Entries from a dataset of interfaces:
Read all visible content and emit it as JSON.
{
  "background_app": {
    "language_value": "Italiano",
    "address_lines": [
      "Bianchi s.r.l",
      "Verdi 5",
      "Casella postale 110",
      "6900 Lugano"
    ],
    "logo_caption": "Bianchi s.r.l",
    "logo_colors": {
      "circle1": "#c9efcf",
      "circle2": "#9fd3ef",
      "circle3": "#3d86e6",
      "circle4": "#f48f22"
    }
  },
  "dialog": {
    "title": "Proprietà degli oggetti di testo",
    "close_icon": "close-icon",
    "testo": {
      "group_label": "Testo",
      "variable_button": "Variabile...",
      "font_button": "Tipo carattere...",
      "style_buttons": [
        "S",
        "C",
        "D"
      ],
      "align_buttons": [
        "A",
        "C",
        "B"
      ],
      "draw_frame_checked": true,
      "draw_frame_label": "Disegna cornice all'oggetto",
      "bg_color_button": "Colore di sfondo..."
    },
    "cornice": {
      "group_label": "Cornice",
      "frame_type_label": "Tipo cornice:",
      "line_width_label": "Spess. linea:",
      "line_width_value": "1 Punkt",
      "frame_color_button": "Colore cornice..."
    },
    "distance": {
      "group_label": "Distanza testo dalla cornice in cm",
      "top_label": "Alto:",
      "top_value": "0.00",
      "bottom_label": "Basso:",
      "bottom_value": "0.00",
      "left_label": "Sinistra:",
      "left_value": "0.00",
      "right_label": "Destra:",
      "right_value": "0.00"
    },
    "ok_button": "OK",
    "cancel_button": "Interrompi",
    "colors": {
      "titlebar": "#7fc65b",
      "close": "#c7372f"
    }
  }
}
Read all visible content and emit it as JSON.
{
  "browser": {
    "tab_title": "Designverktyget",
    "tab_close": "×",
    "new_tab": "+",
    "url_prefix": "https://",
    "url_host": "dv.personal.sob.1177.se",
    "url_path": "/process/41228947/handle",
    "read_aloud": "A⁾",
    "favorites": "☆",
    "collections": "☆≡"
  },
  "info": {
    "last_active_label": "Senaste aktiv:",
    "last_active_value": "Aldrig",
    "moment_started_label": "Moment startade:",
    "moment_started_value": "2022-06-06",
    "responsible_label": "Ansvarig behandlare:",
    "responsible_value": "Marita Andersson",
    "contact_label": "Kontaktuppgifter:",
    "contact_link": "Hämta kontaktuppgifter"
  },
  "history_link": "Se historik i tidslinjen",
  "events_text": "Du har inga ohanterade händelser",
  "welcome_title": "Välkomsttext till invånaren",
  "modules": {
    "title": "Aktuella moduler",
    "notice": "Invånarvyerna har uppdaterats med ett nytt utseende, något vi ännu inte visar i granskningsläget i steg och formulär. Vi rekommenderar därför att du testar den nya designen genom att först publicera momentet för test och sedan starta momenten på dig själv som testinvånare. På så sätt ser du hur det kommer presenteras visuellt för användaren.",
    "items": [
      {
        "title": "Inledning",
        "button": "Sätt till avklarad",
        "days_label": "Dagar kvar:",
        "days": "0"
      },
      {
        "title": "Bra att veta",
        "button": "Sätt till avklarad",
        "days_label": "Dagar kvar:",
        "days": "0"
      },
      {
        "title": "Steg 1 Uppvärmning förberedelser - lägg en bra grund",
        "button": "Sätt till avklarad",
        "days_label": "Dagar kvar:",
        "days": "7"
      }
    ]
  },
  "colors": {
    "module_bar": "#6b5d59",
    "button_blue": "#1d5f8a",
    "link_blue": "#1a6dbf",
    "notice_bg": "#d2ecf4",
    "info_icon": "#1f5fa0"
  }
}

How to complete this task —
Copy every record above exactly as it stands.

Answer to the problem —
Read all visible content and emit it as JSON.
{
  "background_app": {
    "language_value": "Italiano",
    "address_lines": [
      "Bianchi s.r.l",
      "Verdi 5",
      "Casella postale 110",
      "6900 Lugano"
    ],
    "logo_caption": "Bianchi s.r.l",
    "logo_colors": {
      "circle1": "#c9efcf",
      "circle2": "#9fd3ef",
      "circle3": "#3d86e6",
      "circle4": "#f48f22"
    }
  },
  "dialog": {
    "title": "Proprietà degli oggetti di testo",
    "close_icon": "close-icon",
    "testo": {
      "group_label": "Testo",
      "variable_button": "Variabile...",
      "font_button": "Tipo carattere...",
      "style_buttons": [
        "S",
        "C",
        "D"
      ],
      "align_buttons": [
        "A",
        "C",
        "B"
      ],
      "draw_frame_checked": true,
      "draw_frame_label": "Disegna cornice all'oggetto",
      "bg_color_button": "Colore di sfondo..."
    },
    "cornice": {
      "group_label": "Cornice",
      "frame_type_label": "Tipo cornice:",
      "line_width_label": "Spess. linea:",
      "line_width_value": "1 Punkt",
      "frame_color_button": "Colore cornice..."
    },
    "distance": {
      "group_label": "Distanza testo dalla cornice in cm",
      "top_label": "Alto:",
      "top_value": "0.00",
      "bottom_label": "Basso:",
      "bottom_value": "0.00",
      "left_label": "Sinistra:",
      "left_value": "0.00",
      "right_label": "Destra:",
      "right_value": "0.00"
    },
    "ok_button": "OK",
    "cancel_button": "Interrompi",
    "colors": {
      "titlebar": "#7fc65b",
      "close": "#c7372f"
    }
  }
}
Read all visible content and emit it as JSON.
{
  "browser": {
    "tab_title": "Designverktyget",
    "tab_close": "×",
    "new_tab": "+",
    "url_prefix": "https://",
    "url_host": "dv.personal.sob.1177.se",
    "url_path": "/process/41228947/handle",
    "read_aloud": "A⁾",
    "favorites": "☆",
    "collections": "☆≡"
  },
  "info": {
    "last_active_label": "Senaste aktiv:",
    "last_active_value": "Aldrig",
    "moment_started_label": "Moment startade:",
    "moment_started_value": "2022-06-06",
    "responsible_label": "Ansvarig behandlare:",
    "responsible_value": "Marita Andersson",
    "contact_label": "Kontaktuppgifter:",
    "contact_link": "Hämta kontaktuppgifter"
  },
  "history_link": "Se historik i tidslinjen",
  "events_text": "Du har inga ohanterade händelser",
  "welcome_title": "Välkomsttext till invånaren",
  "modules": {
    "title": "Aktuella moduler",
    "notice": "Invånarvyerna har uppdaterats med ett nytt utseende, något vi ännu inte visar i granskningsläget i steg och formulär. Vi rekommenderar därför att du testar den nya designen genom att först publicera momentet för test och sedan starta momenten på dig själv som testinvånare. På så sätt ser du hur det kommer presenteras visuellt för användaren.",
    "items": [
      {
        "title": "Inledning",
        "button": "Sätt till avklarad",
        "days_label": "Dagar kvar:",
        "days": "0"
      },
      {
        "title": "Bra att veta",
        "button": "Sätt till avklarad",
        "days_label": "Dagar kvar:",
        "days": "0"
      },
      {
        "title": "Steg 1 Uppvärmning förberedelser - lägg en bra grund",
        "button": "Sätt till avklarad",
        "days_label": "Dagar kvar:",
        "days": "7"
      }
    ]
  },
  "colors": {
    "module_bar": "#6b5d59",
    "button_blue": "#1d5f8a",
    "link_blue": "#1a6dbf",
    "notice_bg": "#d2ecf4",
    "info_icon": "#1f5fa0"
  }
}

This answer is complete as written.